Verizon Wireless wants to help you find the best mobile apps and avoid the deadbeats. The wireless carrier is doing a good job, but CIO.com blogger James A. Martin says it could go a bit further in serving as a valuable app resource. Here's how.
Is Angry Birds a battery hog? Which Android apps are capable of eating up significant amounts of data in just 24 hours?
Verizon Wireless wants to answers these and other mobile-app-related questions. Judging from its efforts, the company is doing a good job—but it could do better.
Let’s start with Verizon’s top 20 must-have Android and iOS apps that offer “best in class” experiences. The list is updated at least four times a year, according to Verizon. The wireless carrier’s picks are solid if unsurprising: CNN, Dropbox, eBay, Evernote, Flipboard, Instagram and TripAdvisor made the cut along with a few lesser-knowns, such as 8tracks and Endomondo Sports Tracker.
The list is helpful, but I wish Verizon provided some reasons why these apps made the list. For instance, here’s the description offered for Dropbox: “Dropbox is a free service that lets you bring all your photos, docs, and videos anywhere.”
Verizon also ranked dozens of Android apps based on security (for example, does the app read private information without permisson?); battery consumption (does the app suck battery power when it’s open but not in use?); and data usage (how much data does the app send and receive when running but not in use?). An app with a perfect overall rating receives five red circles.
Most of the apps received the top rating, including Angry Birds, Camera ZOOM FX, Instagram, Netflix and Pandora.
Apps that received the lowest rating of 2.5 circles include Hill Climb Racing and Asphalt 7:Heat, both of which were penalized for battery consumption and data usage.
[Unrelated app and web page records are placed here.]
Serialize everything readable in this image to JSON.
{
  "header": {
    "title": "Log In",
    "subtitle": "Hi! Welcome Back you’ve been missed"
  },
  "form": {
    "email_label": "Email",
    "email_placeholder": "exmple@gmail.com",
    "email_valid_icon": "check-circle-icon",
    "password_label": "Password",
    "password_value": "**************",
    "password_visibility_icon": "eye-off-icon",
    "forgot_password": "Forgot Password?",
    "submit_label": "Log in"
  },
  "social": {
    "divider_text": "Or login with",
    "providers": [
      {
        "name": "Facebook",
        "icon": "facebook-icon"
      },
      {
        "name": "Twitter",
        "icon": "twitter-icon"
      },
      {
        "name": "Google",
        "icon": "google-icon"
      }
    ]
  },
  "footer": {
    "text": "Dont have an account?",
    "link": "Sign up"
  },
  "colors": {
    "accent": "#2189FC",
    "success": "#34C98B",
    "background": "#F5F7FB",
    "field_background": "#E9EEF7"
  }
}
This is good to know, but I wish Verizon offered reasons for the low rating in its description of the app. Instead, you get promotional copy from the Google Play Store.
If you really want to know the 411 on Asphalt 7:Heat and its Android ilk, Verizon Wireless maintains a High Risk Android-app watch list. I learned that Asphalt 7:Heat “keeps the device from going to sleep mode. As a result, a device left untouched with the app running will drain the battery about 2.4 times faster than normal.”
Jail Escape appears to be the worst offender, which is not surprising given its title: “When running, this app keeps the device from going to sleep mode. As a result, a device left untouched with the app running will drain the battery about 2.8 times faster than normal.” Verizon Wireless goes on to say that Jail Escape “uses a large amount of data while running in the background. A device left untouched with the app running could use as much as 17MB in a 24 hour period, or more than half a gigabyte in 30 day period.”
Minor gripes aside, I applaud Verizon Wireless for serving as a resource to the app-using public—something AT&T, Sprint and other competitors don’t seem terribly interested in.
James A. Martin is a seasoned tech journalist and blogger based in San Francisco and winner of the 2014 ASBPE National Gold award for his CIO.com blog. He writes CIO.com's Living the Tech Life blog and is also a content marketing consultant.